Lustre Networking (LNET) performance is extremely high. As pointed out earlier, it is very common to see end-to-end throughput over GigE networks in excess of 110 MB/sec, InfiniBand double data rate (DDR) links reach bandwidths up to 1.5 GB/sec, InfiniBand Quad Data Rate (QDR) links reach over 2.5 GB/sec, and 10GigE interfaces provide end-to-end bandwidth of over 1 GB/sec. These are data rates of the bandwidth delivered to clients from just one HCA on a Lustre server!
Servers in a Lustre cluster are often equipped with a very large number of storage devices which Lustre can serve and handle up to tens of thousands of clients. In fact, over 14,000 clients have been handled in the largest Lustre system so far. Any cluster file system should be able to handle server reboots or failures transparently through a high-availability mechanism such as failover to remove or reduce any single points of failure in the system. When a server fails for example, applications should merely see a delay in the response to their system calls executed in accessing the file system.
The lack of a reliable failover mechanism can lead to hanging or failed jobs, requiring applications to be restarted and sometimes requiring cluster reboots to clean up the mess created, all of which are very undesirable.
The Lustre failover mechanism delivers call completion that is completely application transparent. The Lustre failover implementation is robust and works in conjunction with software that offers interoperability between versions, which is needed to support rolling upgrades of file system software on active clusters.
The Lustre recovery feature, in conjunction with its failover capabilities, allows servers to be upgraded without the need to take the system down.
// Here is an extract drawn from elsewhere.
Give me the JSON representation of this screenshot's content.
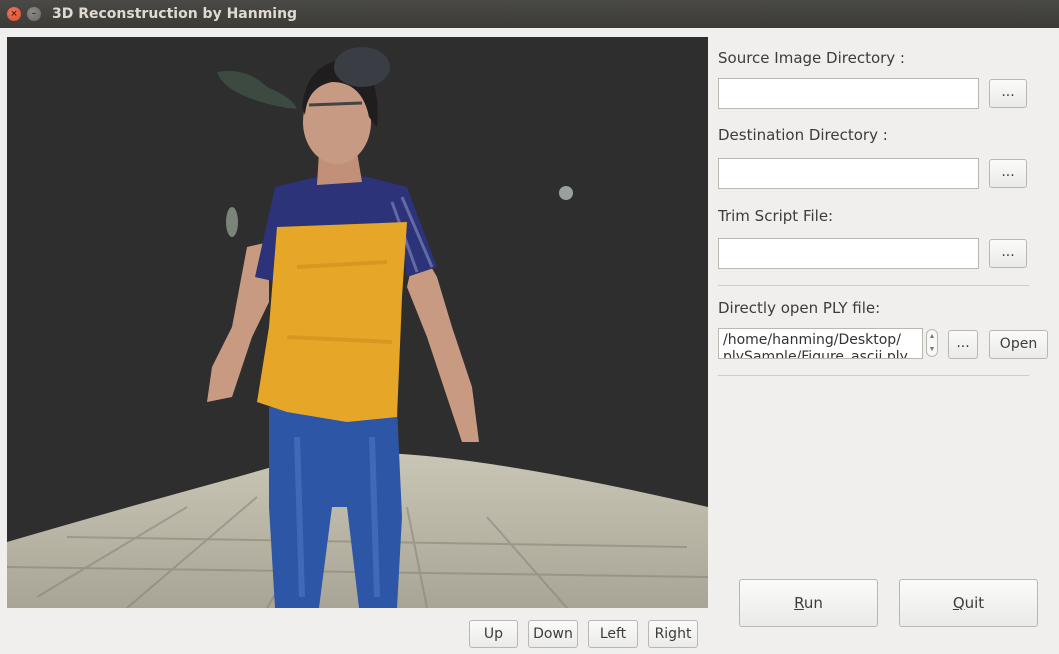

Any one OSS or MDS server is simply taken offline, upgraded, and restarted (or failed over to a secondary/backup OSS/MDS server prepared with the new software). All active jobs continue to run without failures. The active jobs merely experience a delay while one of the OSS/MDS servers is being upgraded.
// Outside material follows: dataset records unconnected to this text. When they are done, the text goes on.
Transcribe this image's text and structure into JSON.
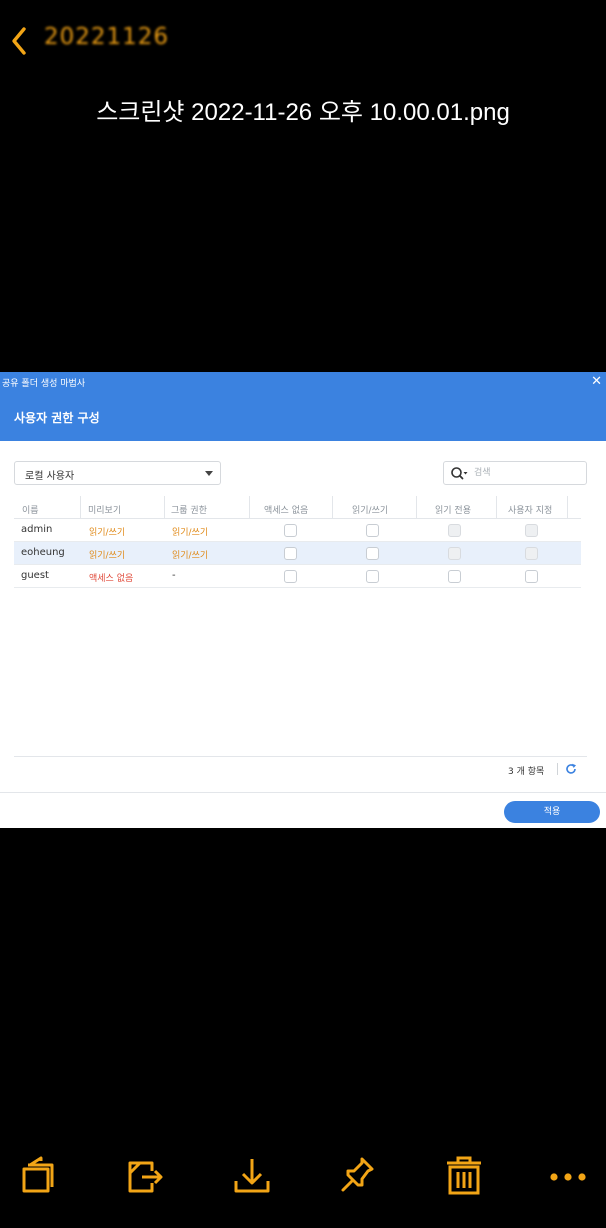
{
  "header": {
    "back_label": "20221126",
    "file_title": "스크린샷 2022-11-26 오후 10.00.01.png"
  },
  "dialog": {
    "wizard_title": "공유 폴더 생성 마법사",
    "close_symbol": "✕",
    "section_title": "사용자 권한 구성",
    "user_type": "로컬 사용자",
    "search_placeholder": "검색",
    "columns": [
      "이름",
      "미리보기",
      "그룹 권한",
      "액세스 없음",
      "읽기/쓰기",
      "읽기 전용",
      "사용자 지정"
    ],
    "rows": [
      {
        "name": "admin",
        "preview": "읽기/쓰기",
        "group": "읽기/쓰기",
        "disabled_cols": [
          5,
          6
        ]
      },
      {
        "name": "eoheung",
        "preview": "읽기/쓰기",
        "group": "읽기/쓰기",
        "disabled_cols": [
          5,
          6
        ]
      },
      {
        "name": "guest",
        "preview": "액세스 없음",
        "group": "-",
        "disabled_cols": []
      }
    ],
    "item_count": "3 개 항목",
    "apply_label": "적용"
  },
  "colors": {
    "accent": "#3b82e0",
    "toolbar_icon": "#f2a516",
    "perm_rw": "#e08a18",
    "perm_none": "#e04a3a"
  },
  "toolbar": {
    "icons": [
      "copy-icon",
      "move-icon",
      "download-icon",
      "pin-icon",
      "trash-icon",
      "more-icon"
    ]
  }
}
Lustre MDS servers are configured as an active/passive pair, while OSS servers are usually configured in an active/active configuration that provides redundancy without extra overhead. In many instances, the standby MDS is the active MDS for a second Lustre file system. This allows both MDS servers to be actively working at the same time, such that there are then no idle nodes in the cluster. In the case where you only have one big Lustre file system, then the secondary or backup MDS node would remain idle until such time as the primary MDS server encountered a problem that triggered a failover event.
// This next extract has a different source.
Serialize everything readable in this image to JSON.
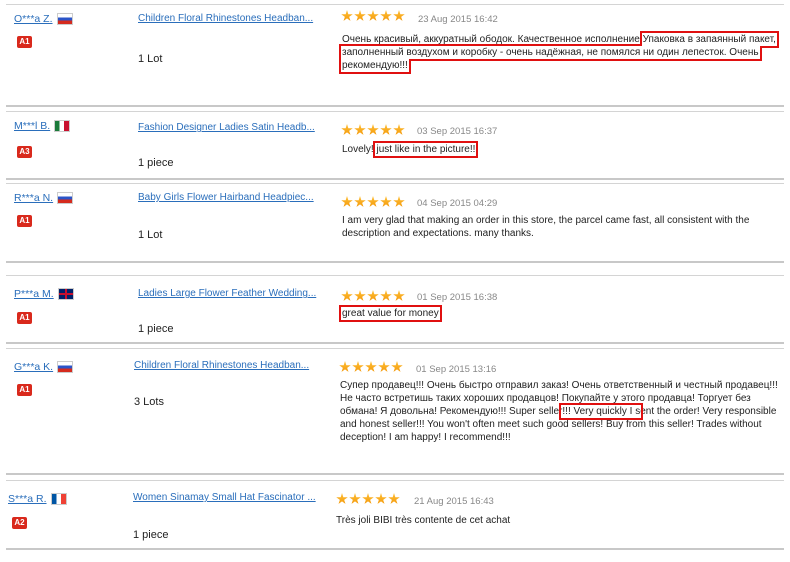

The Lustre parallel file system is well suited for large HPC cluster environments and has capabilities that fulfill important I/O subsystem requirements. The Lustre file system is designed to provide cluster client nodes with shared access to file system data in parallel. Lustre enables high performance by allowing system architects to use any common storage technologies along with high-speed interconnects. Lustre file systems also can scale well as an organization’s storage needs grow. And by providing multiple paths to the physical storage, the Lustre file system can provide high availability for HPC clusters. And maybe best of all, Lustre is now supported by Intel's High Performance Data Division and its many partners.